[Saved entries]
#####
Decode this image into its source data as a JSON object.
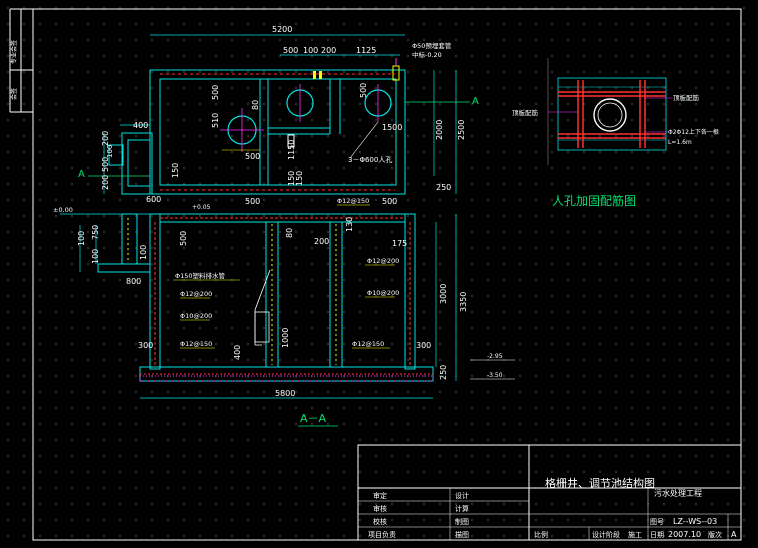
{
  "plan": {
    "dims": {
      "total_length": "5200",
      "seg1": "500",
      "seg2": "100",
      "seg3": "200",
      "seg4": "1125",
      "width_outer": "2500",
      "width_inner": "2000",
      "d400": "400",
      "d200": "200",
      "d100": "100",
      "d200b": "200",
      "d500left": "500",
      "d150": "150",
      "d500a": "500",
      "d510": "510",
      "d80": "80",
      "d500b": "500",
      "d500c": "500",
      "d1500": "1500",
      "d1150": "1150",
      "d150b": "150",
      "d150c": "150",
      "d250": "250"
    },
    "pipe_note": "Φ50预埋套管",
    "pipe_note2": "中标-0.20",
    "manhole_note": "3－Φ600人孔",
    "section_mark": "A"
  },
  "section": {
    "title": "A－A",
    "dims": {
      "total": "5800",
      "d600": "600",
      "d500": "500",
      "d500b": "500",
      "d500c": "500",
      "d80": "80",
      "d200": "200",
      "d130": "130",
      "d175": "175",
      "d100": "100",
      "d750": "750",
      "d100b": "100",
      "d100c": "100",
      "d800": "800",
      "d300": "300",
      "d400": "400",
      "d1000": "1000",
      "d300b": "300",
      "h3000": "3000",
      "h3350": "3350",
      "h250": "250"
    },
    "elev_top": "±0.00",
    "elev_a": "+0.05",
    "elev_b": "-2.95",
    "elev_c": "-3.50",
    "rebar1": "Φ12@150",
    "rebar2": "Φ12@200",
    "rebar3": "Φ12@200",
    "rebar4": "Φ10@200",
    "rebar5": "Φ12@150",
    "rebar6": "Φ12@150",
    "rebar7": "Φ12@200",
    "rebar8": "Φ10@200",
    "rebar9": "Φ12@200",
    "pipe_label": "Φ150塑料排水管"
  },
  "detail": {
    "title": "人孔加固配筋图",
    "label_left": "顶板配筋",
    "label_right": "顶板配筋",
    "label_bar": "Φ2Φ12上下各一根",
    "label_len": "L=1.6m"
  },
  "titleblock": {
    "title": "格栅井、调节池结构图",
    "project": "污水处理工程",
    "drawing_no_label": "图号",
    "drawing_no": "LZ--WS--03",
    "date_label": "日期",
    "date": "2007.10",
    "version_label": "版次",
    "version": "A",
    "rows_left": [
      "审定",
      "审核",
      "校核",
      "项目负责"
    ],
    "rows_mid": [
      "设计",
      "计算",
      "制图",
      "描图"
    ],
    "scale_label": "比例",
    "stage_label": "设计阶段",
    "stage": "施工"
  },
  "side_strip": {
    "label1": "专业会签",
    "label2": "会签"
  }
}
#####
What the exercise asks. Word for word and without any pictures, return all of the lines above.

Expected output.
Decode this image into its source data as a JSON object.
{
  "plan": {
    "dims": {
      "total_length": "5200",
      "seg1": "500",
      "seg2": "100",
      "seg3": "200",
      "seg4": "1125",
      "width_outer": "2500",
      "width_inner": "2000",
      "d400": "400",
      "d200": "200",
      "d100": "100",
      "d200b": "200",
      "d500left": "500",
      "d150": "150",
      "d500a": "500",
      "d510": "510",
      "d80": "80",
      "d500b": "500",
      "d500c": "500",
      "d1500": "1500",
      "d1150": "1150",
      "d150b": "150",
      "d150c": "150",
      "d250": "250"
    },
    "pipe_note": "Φ50预埋套管",
    "pipe_note2": "中标-0.20",
    "manhole_note": "3－Φ600人孔",
    "section_mark": "A"
  },
  "section": {
    "title": "A－A",
    "dims": {
      "total": "5800",
      "d600": "600",
      "d500": "500",
      "d500b": "500",
      "d500c": "500",
      "d80": "80",
      "d200": "200",
      "d130": "130",
      "d175": "175",
      "d100": "100",
      "d750": "750",
      "d100b": "100",
      "d100c": "100",
      "d800": "800",
      "d300": "300",
      "d400": "400",
      "d1000": "1000",
      "d300b": "300",
      "h3000": "3000",
      "h3350": "3350",
      "h250": "250"
    },
    "elev_top": "±0.00",
    "elev_a": "+0.05",
    "elev_b": "-2.95",
    "elev_c": "-3.50",
    "rebar1": "Φ12@150",
    "rebar2": "Φ12@200",
    "rebar3": "Φ12@200",
    "rebar4": "Φ10@200",
    "rebar5": "Φ12@150",
    "rebar6": "Φ12@150",
    "rebar7": "Φ12@200",
    "rebar8": "Φ10@200",
    "rebar9": "Φ12@200",
    "pipe_label": "Φ150塑料排水管"
  },
  "detail": {
    "title": "人孔加固配筋图",
    "label_left": "顶板配筋",
    "label_right": "顶板配筋",
    "label_bar": "Φ2Φ12上下各一根",
    "label_len": "L=1.6m"
  },
  "titleblock": {
    "title": "格栅井、调节池结构图",
    "project": "污水处理工程",
    "drawing_no_label": "图号",
    "drawing_no": "LZ--WS--03",
    "date_label": "日期",
    "date": "2007.10",
    "version_label": "版次",
    "version": "A",
    "rows_left": [
      "审定",
      "审核",
      "校核",
      "项目负责"
    ],
    "rows_mid": [
      "设计",
      "计算",
      "制图",
      "描图"
    ],
    "scale_label": "比例",
    "stage_label": "设计阶段",
    "stage": "施工"
  },
  "side_strip": {
    "label1": "专业会签",
    "label2": "会签"
  }
}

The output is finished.